July 9, 2012
My son can jump.
Not very high, mind you, but he can jump nonetheless. And every time he does, my heart swells with pride and breaks with utter sadness.
When James was 2 years old, he couldn’t jump at all. He tried so hard, and he used to get both excited and frustrated when his 1 year old sister could jump. But he couldn’t. He used to do this funny little “one foot off the ground, the other firmly planted” kind of jump.
When the doctors first told us he had Duchenne, they also told us (amongst other things) that he would most likely never jump. Many Duchenne boys never manage to get both feet off the ground, and they continue doing the little “one footed jump” until they don’t even have the strength to do that. That first night after they told us, we cried. And we cried for the next few months. Not because he wouldn’t be able to jump, but because he wouldn’t be able to do so many things that we all take for granted. He wouldn’t be able to climb steps, or go rock climbing, or even hiking. He wouldn’t be able to run into the surf, or drive a car, or snow ski. He wouldn’t be able to run a cross-country, or play rugby, or run up sand dunes. And, to top it all off, he wouldn’t be able to jump. It all sounds so silly, so trivial to cry over, but unless it’s your child who’s faced with a future like this, you have no idea what a devastating blow this can be.

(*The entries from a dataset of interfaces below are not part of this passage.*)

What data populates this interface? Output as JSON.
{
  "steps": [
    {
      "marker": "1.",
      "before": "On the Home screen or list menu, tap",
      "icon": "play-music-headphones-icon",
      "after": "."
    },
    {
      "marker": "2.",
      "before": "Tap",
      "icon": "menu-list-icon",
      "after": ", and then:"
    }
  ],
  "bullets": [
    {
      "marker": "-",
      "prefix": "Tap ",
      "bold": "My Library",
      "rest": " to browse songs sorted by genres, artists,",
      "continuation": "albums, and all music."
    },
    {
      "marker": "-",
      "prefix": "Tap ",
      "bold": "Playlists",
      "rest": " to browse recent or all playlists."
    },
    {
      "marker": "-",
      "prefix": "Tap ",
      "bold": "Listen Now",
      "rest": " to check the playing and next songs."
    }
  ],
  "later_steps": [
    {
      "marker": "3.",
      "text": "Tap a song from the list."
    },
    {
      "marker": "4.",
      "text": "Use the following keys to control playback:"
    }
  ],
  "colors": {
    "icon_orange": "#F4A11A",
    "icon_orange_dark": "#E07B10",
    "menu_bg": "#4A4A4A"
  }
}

We made the decision, shortly after his diagnosis, to put him on the dreaded daily steroids in the hope that we would see a temporary increase in strength and ability. Basically, we chose to fill his body with poison in the perhaps-vain hope that he would be able to experience some extra strength to walk upstairs and run and maybe even jump. But even with side effects such as terrible weight gain, reduced bone density, stomach ulcers, and cataracts, it was an easy choice to make.
And it all boils down to this – James will lose the ability to do EVERYTHING physical. EVERYTHING. And that’s if his heart doesn’t give out beforehand. So it makes perfect sense to help him experience as much as he can, whilst he can. Putting him on Deflazacort was a no-brainer.
Within weeks of starting on his “roids” he was climbing out of his cot, and up over his changing table. He was climbing stairs, and he was running. Okay, his run was a little bit strange by elite athlete standards, but it was most definitely a (kind of) run.
And then came the day I will never forget. I was sitting on the lounge in our Singapore apartment, and the door was open out to the balcony. James and Charlyse were running in and out of the apartment onto the balcony, having fun as little kids do. I was watching them, laughing at them giggling away. And then he did it. . . . he jumped. It wasn’t a big jump, and if I wasn’t watching I would have missed it completely, but it was most definitely a jump. I watched him as a look of total surprise, a look of complete disbelief, crossed his face. He was so shocked, and it was like he had to jump again just to make sure he’d really experienced what he thought he had. And there it was, even higher – another jump.
I can tell you now, I have never screamed or cheered so loud with delight and disbelief in my life. That moment was pure magic. And I was lucky enough to witness it. I knew, I was totally aware, how amazing this moment was. My boy had jumped. And he got not just one foot, but TWO feet off the ground and in the air at the same time. He’d jumped. I was so happy for him. And I was so sad as well. Because I knew that one day in the near future, he would lose the ability to get two feet off the ground. And then eventually he’d lose the ability to get one foot off the ground.
But here we are today, almost 6 years later, and he can still jump. His jumps aren’t as high or as frequent, but he can still do them. And the joy, the look of genuine surprise on his face, is still apparent every single time he gets in the air. Almost as if it’s his first time jumping.
Please Duchenne, please give him (and me) just a little bit longer to experience this simple joy. Don’t take it away from him just yet. Please?